The military podium where Sadat was shot is monument to the army's glory
By Magdi Abdelhadi
BBC Arab affairs analyst, Cairo
Nearly 60 years since the Egyptian army overthrew the monarchy, some Egyptians may be looking to the army again for a successor to 81-year-old head of state and former air force chief Hosni Mubarak.
On front of the podium where President Anwar Sadat was assassinated in 1981 while watching a military parade there is a huge frieze.
The gilded triptych glorifies the military and places it at the heart of Egyptian society from the time of the Pharaohs.
The central scene portrays soldiers, together with farmers, workers and students, carrying a plaque inscribed with 1952 - the year a group of army officers overthrew King Farouk and declared Egypt a republic.
Another attraction in nearby Heliopolis is the October Panorama, a permanent exhibition describing in epic terms how the Egyptian army crossed the Suez Canal in 1973 and destroyed Israeli fortifications.
School trips are organised to the Panorama regularly, to instil in young Egyptians pride and love of their armed forces.
The message is clear: the military injects dignity and pride into Egypt and deserves its privileged status - a status the officers have enjoyed since 1952.
But these privileges reached new heights during the rule of Hosni Mubarak, who took over after Sadat's assassination.
Officers' clubs boasting lavish sports facilities and restaurants; subsidised housing; military hospitals; these are just some of the most visible perks - the likes of which no other profession in Egypt enjoys.
The military has also been transformed into a veritable business empire, whose exact size, turnover and profit no-one is allowed to know.
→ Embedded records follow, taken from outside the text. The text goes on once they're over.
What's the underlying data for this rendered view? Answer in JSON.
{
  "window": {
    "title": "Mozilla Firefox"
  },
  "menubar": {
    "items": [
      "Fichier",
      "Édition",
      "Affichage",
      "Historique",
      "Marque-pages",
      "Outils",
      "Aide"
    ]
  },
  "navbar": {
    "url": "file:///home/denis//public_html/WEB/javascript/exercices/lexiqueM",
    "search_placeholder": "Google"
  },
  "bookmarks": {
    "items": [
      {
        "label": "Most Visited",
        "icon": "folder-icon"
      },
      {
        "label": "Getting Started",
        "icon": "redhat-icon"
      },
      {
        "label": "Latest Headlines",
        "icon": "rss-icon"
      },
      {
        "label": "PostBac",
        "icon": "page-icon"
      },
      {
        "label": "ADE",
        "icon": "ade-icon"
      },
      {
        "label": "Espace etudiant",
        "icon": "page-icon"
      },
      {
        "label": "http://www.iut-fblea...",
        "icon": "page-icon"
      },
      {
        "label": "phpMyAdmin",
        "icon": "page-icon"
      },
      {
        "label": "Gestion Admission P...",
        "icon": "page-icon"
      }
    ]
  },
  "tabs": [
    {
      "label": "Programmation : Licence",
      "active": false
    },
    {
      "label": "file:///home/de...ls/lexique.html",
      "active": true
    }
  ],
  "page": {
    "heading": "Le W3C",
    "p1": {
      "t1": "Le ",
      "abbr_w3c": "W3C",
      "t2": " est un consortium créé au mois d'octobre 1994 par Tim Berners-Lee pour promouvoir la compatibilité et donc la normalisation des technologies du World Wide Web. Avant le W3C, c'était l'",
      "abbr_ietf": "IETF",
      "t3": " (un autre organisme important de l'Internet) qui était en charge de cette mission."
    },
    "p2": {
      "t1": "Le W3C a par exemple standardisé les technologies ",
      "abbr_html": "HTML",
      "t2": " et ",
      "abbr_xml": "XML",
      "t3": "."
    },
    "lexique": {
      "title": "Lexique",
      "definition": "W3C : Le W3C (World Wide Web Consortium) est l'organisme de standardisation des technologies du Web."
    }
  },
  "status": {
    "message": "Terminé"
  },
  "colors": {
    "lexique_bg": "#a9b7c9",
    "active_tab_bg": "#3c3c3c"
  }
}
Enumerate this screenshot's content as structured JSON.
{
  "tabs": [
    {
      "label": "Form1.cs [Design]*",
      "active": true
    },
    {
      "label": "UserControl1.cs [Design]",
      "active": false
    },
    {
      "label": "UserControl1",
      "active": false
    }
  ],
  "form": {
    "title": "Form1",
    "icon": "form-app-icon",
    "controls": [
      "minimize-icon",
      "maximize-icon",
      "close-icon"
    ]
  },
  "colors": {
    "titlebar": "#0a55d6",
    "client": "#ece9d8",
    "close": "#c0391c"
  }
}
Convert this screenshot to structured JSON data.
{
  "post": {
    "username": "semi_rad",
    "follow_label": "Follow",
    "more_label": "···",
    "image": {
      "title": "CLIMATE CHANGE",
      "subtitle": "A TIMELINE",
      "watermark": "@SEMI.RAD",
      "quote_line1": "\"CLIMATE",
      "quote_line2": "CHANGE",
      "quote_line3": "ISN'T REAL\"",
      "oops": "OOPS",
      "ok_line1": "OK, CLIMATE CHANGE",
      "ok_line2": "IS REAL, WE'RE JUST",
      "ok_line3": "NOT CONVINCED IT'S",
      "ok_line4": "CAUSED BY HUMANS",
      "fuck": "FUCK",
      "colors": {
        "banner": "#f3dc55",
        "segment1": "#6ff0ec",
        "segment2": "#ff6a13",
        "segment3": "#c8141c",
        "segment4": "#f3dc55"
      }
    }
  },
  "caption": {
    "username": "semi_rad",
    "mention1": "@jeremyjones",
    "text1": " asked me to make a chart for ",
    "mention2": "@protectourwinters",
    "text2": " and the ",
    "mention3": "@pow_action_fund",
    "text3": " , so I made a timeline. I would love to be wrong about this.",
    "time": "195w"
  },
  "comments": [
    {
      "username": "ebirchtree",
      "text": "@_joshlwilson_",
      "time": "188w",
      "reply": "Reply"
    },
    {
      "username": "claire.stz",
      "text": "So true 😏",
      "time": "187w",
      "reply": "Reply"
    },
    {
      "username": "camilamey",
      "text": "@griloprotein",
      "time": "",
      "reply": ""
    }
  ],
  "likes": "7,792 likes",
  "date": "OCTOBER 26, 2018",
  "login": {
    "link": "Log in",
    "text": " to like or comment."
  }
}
Not even parliament can scrutinise its affairs.
No-one dares talk about the armed forces in public.
Talat Sadat is a popular figure in his Nile delta hometown of Meit Abul Koom
"We are not even allowed to mention the words 'the army' in our reporting", a young journalist tells me.
One man who broke that taboo, Talaat Sadat, spent a year in jail.
The MP and nephew of the assassinated president had suggested during a speech in parliament that the investigation into his uncle's murder was not thorough enough.
Nevertheless, a year in a military prison has not prevented him from viewing the army as Egypt's best hope after Mr Mubarak.
"We are waiting for the army to take the first step," he says "then we will support it... just like in 1952."
"I am fed up with businessmen-ministers, especially the princes of the ruling NDP," says Mr Sadat, in an apparent reference to the new business elite associated with President Mubarak's son, Gamal.
Mr Sadat is not alone.
Engy Haddad, a Harvard-educated publicist, once worked for the ruling National Democratic Party in the belief that reform was possible from within, but she was quickly disillusioned.
She then helped set up a group to monitor elections and another to fight corruption in state institutions.
She sees poverty as a ticking time bomb in Egypt and says there is no alternative but that the men in uniform intervene.
"We are all hoping that happens. And by 'we' I mean liberals. The game is no longer fair! The game is stacked against the poor. There is no future. The country is being eaten through by corruption."
She hopes that a patriotic figure from the army will see the unfairness and step in to put things right.
Warning from history
It is a dearth of coherent secular alternatives that presents such a problem to people like Engy Haddad.
Critics accuse Mr Mubarak of stifling political development
To liberals and leftists alike, the outlawed Muslim Brotherhood, the best organised opposition group, is anathema.
So is what is known as the "hereditary scenario" - Gamal Mubarak being installed as president in a charade dressed up as a democratic vote.
For nearly three decades, say critics and opposition activists, Mr Mubarak has prevented development of a mature political system in the name of stability.
After hearing that even some liberals want the army to step in, I wondered what the officers would think of that.
But since the army does not talk to the media, I turned to one of the very few surviving architects of the 1952 coup.
I was granted rare access to Dr Tharwat Okasha, who is now in his late eighties, and has served as ambassador and minister of culture during the Nasser era.
He delivered a damning verdict on the consequences of the officers' involvement in politics.
Would he have taken part in the 1952 movement if he had known the consequences? The answer was categorical.
"I would never, never [have] participated. No," Dr Okasha responds in a defensive manner.
A warning from history then to those who think that soldiers can still sort out politics.
Part two of Mubarak's Egypt will be broadcast on the BBC World Service on Monday 29 June.